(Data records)

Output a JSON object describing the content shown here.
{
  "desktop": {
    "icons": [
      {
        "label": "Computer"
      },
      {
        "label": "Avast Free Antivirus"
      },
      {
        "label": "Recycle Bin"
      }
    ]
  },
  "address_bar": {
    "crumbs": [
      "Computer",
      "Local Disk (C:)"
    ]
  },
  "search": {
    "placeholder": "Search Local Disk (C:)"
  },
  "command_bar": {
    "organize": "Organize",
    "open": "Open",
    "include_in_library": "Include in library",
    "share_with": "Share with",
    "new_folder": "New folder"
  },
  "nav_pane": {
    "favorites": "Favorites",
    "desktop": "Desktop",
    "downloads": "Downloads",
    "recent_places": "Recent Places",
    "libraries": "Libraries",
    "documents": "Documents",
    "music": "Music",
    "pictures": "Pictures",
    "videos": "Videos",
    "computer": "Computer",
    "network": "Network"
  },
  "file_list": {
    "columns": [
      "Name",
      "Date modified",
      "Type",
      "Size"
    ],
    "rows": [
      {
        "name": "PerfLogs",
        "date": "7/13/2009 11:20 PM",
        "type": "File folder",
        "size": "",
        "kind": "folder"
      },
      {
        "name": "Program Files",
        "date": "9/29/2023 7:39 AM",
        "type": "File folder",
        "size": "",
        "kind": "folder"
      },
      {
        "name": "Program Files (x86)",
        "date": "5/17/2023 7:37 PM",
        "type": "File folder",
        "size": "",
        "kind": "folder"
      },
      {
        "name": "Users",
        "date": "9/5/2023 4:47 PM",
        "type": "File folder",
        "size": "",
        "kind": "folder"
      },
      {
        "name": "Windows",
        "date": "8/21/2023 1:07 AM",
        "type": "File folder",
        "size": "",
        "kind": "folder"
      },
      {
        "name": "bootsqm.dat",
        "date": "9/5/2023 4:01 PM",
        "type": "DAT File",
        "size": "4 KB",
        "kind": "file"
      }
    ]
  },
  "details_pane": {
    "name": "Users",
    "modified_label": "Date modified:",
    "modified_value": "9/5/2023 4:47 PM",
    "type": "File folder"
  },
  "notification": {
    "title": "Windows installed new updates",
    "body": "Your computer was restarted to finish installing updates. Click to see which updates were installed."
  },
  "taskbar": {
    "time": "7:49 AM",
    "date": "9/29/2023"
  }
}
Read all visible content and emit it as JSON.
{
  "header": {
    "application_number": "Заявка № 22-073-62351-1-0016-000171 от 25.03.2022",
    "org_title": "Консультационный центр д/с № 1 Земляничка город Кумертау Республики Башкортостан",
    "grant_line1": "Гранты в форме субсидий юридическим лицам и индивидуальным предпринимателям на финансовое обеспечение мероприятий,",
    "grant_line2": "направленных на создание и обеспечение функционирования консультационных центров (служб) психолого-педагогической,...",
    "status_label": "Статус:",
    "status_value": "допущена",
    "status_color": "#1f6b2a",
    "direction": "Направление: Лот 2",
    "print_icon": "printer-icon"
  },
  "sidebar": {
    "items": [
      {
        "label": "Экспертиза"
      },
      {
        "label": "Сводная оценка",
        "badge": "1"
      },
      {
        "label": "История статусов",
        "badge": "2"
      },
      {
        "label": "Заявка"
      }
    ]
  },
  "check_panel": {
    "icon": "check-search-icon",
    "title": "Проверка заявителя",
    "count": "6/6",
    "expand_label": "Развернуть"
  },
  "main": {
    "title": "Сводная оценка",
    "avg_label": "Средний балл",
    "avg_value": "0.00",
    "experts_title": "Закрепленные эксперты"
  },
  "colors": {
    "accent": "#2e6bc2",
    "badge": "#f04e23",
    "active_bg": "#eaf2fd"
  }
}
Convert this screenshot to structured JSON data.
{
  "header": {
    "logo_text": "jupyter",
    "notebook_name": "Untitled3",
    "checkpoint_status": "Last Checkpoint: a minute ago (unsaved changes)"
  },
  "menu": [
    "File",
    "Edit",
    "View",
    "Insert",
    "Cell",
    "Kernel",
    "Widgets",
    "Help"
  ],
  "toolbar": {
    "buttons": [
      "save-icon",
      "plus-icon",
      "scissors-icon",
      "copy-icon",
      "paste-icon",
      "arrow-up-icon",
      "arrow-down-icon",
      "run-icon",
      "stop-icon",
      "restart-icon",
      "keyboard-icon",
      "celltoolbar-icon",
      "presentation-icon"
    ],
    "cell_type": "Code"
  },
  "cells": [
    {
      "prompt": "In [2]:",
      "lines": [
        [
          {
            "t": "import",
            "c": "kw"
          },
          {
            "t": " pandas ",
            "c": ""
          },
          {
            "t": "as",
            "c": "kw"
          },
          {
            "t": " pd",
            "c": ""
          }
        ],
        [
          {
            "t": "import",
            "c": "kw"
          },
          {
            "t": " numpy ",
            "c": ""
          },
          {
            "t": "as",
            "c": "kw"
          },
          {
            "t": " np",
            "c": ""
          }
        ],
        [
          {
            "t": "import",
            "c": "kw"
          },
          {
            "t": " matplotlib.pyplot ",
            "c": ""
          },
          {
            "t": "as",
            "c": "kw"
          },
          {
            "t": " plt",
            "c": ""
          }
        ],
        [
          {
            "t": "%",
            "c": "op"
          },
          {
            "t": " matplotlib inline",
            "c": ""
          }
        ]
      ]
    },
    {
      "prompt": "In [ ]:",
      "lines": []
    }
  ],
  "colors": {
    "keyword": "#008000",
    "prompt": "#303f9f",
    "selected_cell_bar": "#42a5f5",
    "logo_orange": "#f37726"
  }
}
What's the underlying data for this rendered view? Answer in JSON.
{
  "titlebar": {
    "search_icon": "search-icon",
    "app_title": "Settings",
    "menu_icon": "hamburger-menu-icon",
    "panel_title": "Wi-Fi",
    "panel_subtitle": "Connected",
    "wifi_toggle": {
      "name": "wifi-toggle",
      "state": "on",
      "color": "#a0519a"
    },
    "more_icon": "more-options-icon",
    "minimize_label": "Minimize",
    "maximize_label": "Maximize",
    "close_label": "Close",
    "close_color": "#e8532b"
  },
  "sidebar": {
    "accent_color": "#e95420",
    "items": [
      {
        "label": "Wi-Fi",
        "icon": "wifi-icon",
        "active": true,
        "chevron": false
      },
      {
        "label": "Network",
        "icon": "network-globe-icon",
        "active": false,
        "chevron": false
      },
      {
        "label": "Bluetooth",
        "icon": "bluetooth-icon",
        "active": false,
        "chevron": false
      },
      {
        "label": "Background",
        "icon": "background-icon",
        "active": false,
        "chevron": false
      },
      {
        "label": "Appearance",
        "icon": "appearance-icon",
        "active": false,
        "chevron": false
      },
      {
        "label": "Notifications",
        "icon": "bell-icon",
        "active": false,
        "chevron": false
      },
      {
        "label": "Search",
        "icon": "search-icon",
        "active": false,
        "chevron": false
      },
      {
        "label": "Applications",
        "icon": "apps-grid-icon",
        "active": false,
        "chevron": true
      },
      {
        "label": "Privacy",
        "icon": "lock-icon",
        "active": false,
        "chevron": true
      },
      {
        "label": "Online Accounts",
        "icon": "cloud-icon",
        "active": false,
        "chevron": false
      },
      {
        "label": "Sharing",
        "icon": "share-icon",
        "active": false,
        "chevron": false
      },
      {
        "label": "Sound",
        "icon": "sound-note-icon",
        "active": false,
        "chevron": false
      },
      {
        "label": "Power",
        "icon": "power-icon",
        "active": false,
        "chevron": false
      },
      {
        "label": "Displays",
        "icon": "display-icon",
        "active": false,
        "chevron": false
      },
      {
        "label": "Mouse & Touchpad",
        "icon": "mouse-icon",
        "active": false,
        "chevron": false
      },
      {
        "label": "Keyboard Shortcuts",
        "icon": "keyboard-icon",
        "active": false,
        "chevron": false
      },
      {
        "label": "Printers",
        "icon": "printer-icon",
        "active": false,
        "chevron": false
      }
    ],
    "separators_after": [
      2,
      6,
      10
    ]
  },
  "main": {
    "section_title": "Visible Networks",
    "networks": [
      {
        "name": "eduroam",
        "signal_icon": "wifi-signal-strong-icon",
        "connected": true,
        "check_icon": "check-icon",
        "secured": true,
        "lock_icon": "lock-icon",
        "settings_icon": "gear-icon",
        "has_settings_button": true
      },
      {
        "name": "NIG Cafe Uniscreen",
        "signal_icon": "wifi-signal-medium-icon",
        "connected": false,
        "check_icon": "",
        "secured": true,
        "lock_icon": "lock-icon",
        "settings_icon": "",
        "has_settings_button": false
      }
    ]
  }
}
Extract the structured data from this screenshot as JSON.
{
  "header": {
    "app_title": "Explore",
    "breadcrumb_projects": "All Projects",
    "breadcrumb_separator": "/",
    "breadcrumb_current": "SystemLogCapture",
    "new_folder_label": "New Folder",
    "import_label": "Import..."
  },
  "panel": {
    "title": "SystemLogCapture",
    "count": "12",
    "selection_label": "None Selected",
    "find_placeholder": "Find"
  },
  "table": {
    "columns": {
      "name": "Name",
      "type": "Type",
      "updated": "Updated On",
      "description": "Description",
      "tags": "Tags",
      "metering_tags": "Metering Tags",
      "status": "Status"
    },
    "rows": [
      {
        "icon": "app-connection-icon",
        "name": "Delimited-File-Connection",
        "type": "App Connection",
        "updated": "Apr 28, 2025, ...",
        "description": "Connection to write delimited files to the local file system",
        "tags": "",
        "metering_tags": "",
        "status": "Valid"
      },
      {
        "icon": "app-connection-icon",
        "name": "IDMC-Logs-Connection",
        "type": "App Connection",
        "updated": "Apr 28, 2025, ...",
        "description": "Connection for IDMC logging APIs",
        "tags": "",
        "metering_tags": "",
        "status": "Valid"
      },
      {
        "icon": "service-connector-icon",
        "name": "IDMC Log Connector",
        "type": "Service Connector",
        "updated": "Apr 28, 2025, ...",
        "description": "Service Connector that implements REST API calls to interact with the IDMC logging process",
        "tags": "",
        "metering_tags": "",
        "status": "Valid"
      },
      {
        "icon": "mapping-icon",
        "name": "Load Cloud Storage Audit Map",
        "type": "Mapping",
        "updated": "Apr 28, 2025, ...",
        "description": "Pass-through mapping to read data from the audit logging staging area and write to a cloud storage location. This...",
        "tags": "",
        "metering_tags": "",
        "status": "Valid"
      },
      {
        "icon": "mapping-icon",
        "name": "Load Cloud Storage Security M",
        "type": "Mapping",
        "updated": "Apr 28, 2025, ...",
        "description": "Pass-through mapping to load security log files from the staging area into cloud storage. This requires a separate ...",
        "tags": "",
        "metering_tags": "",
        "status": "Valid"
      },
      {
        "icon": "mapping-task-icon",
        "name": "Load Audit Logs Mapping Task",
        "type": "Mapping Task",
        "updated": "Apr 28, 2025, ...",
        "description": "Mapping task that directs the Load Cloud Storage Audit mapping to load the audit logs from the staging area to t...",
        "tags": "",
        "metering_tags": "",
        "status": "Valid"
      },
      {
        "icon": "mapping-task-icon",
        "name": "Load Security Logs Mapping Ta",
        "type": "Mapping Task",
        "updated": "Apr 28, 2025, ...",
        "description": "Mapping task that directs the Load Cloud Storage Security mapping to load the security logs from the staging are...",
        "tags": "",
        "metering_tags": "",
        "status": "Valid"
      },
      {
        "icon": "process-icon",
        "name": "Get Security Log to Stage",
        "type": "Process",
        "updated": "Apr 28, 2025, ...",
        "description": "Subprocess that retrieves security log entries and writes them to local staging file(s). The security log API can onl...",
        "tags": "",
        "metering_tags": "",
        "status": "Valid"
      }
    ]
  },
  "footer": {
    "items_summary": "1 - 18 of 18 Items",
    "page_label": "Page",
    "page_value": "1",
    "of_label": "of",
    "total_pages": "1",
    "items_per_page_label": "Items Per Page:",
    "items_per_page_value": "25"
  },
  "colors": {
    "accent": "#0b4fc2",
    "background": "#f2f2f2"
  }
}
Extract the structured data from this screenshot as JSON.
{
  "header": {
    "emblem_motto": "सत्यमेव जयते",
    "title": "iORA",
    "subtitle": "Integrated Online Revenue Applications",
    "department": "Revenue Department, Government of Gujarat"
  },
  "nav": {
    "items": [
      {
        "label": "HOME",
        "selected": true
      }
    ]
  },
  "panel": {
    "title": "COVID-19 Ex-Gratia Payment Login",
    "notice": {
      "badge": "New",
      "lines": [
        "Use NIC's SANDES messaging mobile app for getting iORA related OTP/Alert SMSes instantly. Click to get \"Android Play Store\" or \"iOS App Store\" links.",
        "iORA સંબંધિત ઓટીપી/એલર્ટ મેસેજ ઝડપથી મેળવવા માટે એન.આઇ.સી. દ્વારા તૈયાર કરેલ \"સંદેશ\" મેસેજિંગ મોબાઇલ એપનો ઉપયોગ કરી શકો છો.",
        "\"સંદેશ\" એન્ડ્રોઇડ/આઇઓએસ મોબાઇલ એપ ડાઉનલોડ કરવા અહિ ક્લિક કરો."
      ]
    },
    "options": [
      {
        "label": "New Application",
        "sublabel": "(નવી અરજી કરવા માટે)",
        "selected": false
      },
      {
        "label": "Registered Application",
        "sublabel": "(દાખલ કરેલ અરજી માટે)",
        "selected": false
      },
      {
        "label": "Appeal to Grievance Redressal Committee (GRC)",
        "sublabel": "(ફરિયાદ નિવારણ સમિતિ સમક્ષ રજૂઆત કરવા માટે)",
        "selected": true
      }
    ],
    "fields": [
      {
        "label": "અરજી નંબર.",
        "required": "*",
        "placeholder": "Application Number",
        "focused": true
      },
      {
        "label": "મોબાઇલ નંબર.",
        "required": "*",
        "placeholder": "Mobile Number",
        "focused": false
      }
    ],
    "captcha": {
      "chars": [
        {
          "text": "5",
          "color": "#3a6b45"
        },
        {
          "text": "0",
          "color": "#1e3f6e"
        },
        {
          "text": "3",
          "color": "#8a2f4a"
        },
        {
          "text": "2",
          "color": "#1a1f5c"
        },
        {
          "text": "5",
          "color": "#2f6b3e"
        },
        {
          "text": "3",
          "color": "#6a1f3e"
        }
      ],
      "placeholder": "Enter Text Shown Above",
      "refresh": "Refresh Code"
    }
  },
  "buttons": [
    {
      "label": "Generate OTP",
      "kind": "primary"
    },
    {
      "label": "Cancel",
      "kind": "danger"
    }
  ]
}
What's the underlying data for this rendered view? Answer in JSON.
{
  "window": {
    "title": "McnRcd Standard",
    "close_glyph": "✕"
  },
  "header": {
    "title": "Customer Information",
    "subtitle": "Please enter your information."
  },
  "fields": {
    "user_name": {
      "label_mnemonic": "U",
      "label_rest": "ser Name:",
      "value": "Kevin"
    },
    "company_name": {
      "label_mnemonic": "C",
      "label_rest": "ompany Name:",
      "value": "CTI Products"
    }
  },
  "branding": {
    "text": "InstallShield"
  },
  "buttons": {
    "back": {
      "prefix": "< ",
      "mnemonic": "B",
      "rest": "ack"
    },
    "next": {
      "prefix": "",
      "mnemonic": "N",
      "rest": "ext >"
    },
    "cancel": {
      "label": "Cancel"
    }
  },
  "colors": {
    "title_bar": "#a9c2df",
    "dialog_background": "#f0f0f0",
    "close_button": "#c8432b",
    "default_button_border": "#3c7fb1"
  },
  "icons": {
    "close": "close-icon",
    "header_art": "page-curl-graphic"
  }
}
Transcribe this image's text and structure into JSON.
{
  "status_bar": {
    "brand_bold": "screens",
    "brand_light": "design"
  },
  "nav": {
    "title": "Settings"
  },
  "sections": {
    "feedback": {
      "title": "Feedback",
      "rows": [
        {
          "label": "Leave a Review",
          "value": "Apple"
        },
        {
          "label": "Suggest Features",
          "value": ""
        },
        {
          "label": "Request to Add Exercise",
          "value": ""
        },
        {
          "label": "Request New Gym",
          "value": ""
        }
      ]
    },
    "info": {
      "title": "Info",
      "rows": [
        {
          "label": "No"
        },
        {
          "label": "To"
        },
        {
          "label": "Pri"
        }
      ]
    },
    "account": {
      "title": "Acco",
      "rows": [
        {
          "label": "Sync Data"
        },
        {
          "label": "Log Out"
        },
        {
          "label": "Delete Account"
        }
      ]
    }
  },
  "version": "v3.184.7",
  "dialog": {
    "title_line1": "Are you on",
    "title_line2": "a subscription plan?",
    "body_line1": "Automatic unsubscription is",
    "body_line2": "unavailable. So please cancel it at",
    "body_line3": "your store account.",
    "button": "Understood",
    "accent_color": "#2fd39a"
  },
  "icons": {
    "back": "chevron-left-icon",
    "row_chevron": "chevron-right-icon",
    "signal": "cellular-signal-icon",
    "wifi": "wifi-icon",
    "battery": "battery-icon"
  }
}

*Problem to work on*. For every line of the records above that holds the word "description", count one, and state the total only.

*Answer section*. 9